Being told her newborn was so brain-damahed he would probably never be educated was heart-breaking but Norma Delgarno dug her toes in and proved the doctors wrong.
He son Karl Rothko went through mainstream schooling, passed School Certificate and became a well-known face at Remuera New World supermarket where he worked for 23 years before moving to Rotorua last year.
Ms Delgarno has described her experiences in her book Becoming Karl: a Brain-Injured Baby's Journey to Recovery.
Baby Karl arrived five weeks early with severe dmage to his eyes and brain. At three weeks of age he was diagnosed with toxoxplasmosis, a common parasitic infection which is rarely harmful to adults.
Doctors predicted he would never be able to be educated and recommended he be sent to an institution for the handicapped.
He remained in hospital for almost six months.
'Basically I ended up taking him home and getting treatment for his hydrocephalus (water on the brain) which was deliberately left untreated as he was deemed too damaged,' she says.
The specialist gave her some exercises to develop the baby's motor control. They were as simple as leg rotations and moving his legs and arms in opposite directions.
'What you are actually doing is you are stimulating the motor centres of the brain', she says. From there she developed her own exercises to try to get her son moving.
'I used to compare him with other babies and it was terrible. Younger babies sat up and he just flopped around,' she says.
Ms Delgarno developed a method of teaching him to sit where she propped him up with pillows and made him hold on to a pram before whipping the pillows away from him. It took months but baby Karl finally sat up on his own on his first birthday.
'It was stunning progress' she says. The committed mother then taught him to stand while holding onto things, then to walk.
'I kept at it. It was persistence. Teaching them in very small repetitive steps is most important,' she says.
Ms Delgarno then moved onto teaching him about language and gave him a childhood full of books and music. Karl went to mainstream schools and did well at primary but struggled with the demands of hgh school.
Nevertheless he was determined to sit School Certificate exam - against his mother's wishes. He failed the first time but decided to give it another crack and passed the next year.
The 45-year-old is now an artist, lives on his own and works part-time in a Rotorua supermarket.
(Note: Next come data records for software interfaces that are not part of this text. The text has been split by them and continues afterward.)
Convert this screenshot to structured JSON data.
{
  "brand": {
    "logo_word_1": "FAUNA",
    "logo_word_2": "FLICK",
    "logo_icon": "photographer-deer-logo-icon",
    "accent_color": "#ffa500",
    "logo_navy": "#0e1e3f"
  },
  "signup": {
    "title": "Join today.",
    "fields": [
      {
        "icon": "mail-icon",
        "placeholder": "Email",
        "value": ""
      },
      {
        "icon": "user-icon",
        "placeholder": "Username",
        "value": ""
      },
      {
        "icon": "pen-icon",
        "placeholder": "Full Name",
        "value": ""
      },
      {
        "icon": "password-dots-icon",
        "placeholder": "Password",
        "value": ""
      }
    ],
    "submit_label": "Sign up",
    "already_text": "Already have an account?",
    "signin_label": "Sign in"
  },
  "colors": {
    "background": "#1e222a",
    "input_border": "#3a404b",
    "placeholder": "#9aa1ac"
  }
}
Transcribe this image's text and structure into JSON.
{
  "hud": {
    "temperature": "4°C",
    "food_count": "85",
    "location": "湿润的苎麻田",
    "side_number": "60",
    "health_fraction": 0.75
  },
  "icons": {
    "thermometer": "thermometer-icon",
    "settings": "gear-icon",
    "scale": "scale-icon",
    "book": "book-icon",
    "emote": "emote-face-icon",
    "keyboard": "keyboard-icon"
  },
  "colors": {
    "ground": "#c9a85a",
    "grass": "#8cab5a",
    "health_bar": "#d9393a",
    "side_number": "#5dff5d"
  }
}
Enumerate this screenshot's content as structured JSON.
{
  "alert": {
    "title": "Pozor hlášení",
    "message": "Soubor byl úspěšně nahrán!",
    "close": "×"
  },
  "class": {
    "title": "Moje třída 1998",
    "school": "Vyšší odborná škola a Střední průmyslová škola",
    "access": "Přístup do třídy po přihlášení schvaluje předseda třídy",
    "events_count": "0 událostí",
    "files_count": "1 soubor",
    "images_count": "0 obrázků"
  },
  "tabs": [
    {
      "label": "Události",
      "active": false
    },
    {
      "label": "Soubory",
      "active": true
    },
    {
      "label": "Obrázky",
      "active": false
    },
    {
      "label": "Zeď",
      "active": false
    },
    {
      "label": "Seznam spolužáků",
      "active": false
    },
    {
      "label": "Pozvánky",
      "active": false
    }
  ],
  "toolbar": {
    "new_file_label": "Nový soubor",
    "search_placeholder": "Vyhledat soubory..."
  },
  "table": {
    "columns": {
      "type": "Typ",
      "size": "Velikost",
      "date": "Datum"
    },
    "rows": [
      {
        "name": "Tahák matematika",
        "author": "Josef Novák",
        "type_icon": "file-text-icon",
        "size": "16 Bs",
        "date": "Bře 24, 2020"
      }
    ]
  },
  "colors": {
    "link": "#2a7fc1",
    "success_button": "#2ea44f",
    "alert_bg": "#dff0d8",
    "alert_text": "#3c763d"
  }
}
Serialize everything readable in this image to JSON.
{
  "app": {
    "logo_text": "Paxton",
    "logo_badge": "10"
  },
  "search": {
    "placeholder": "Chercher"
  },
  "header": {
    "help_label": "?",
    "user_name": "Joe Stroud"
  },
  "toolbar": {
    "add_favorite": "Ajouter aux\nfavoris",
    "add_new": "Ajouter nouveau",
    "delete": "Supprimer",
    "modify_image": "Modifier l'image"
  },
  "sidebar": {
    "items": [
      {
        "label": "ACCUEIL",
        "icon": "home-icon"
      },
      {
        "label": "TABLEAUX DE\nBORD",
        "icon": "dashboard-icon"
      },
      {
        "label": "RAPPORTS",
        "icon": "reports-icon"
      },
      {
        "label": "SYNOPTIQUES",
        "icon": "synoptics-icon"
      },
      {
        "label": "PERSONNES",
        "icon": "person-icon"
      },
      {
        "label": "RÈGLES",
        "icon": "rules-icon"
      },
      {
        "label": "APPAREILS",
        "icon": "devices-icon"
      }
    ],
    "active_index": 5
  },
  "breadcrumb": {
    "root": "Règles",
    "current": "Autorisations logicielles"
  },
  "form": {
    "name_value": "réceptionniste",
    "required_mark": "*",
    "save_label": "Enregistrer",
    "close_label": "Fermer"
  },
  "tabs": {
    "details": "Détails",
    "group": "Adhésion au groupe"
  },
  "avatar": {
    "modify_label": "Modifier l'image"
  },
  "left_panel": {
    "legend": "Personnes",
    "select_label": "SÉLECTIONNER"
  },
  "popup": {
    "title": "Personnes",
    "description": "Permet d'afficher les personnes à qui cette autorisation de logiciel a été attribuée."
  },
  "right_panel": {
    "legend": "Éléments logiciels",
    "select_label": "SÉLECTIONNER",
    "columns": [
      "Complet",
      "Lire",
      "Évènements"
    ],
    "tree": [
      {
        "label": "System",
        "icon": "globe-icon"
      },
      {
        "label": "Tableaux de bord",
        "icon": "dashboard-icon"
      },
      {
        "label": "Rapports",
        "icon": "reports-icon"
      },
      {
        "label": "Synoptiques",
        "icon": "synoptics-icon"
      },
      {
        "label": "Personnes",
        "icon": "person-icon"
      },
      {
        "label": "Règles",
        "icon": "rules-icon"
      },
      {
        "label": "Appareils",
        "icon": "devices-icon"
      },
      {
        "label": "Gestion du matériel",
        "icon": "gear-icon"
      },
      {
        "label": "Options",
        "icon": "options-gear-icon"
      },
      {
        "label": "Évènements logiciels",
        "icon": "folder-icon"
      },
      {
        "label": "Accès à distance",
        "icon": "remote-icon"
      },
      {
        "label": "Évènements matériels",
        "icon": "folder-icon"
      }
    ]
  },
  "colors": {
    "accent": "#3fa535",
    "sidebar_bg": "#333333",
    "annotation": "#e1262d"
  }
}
Ms Delgarno says it was love - and pig-headedness - that drove her to seek better for her son.
She says it is important for those parents in a similar situation to bring music and books into the child's life early, and get speech and cognitive therapy underway as early as possible.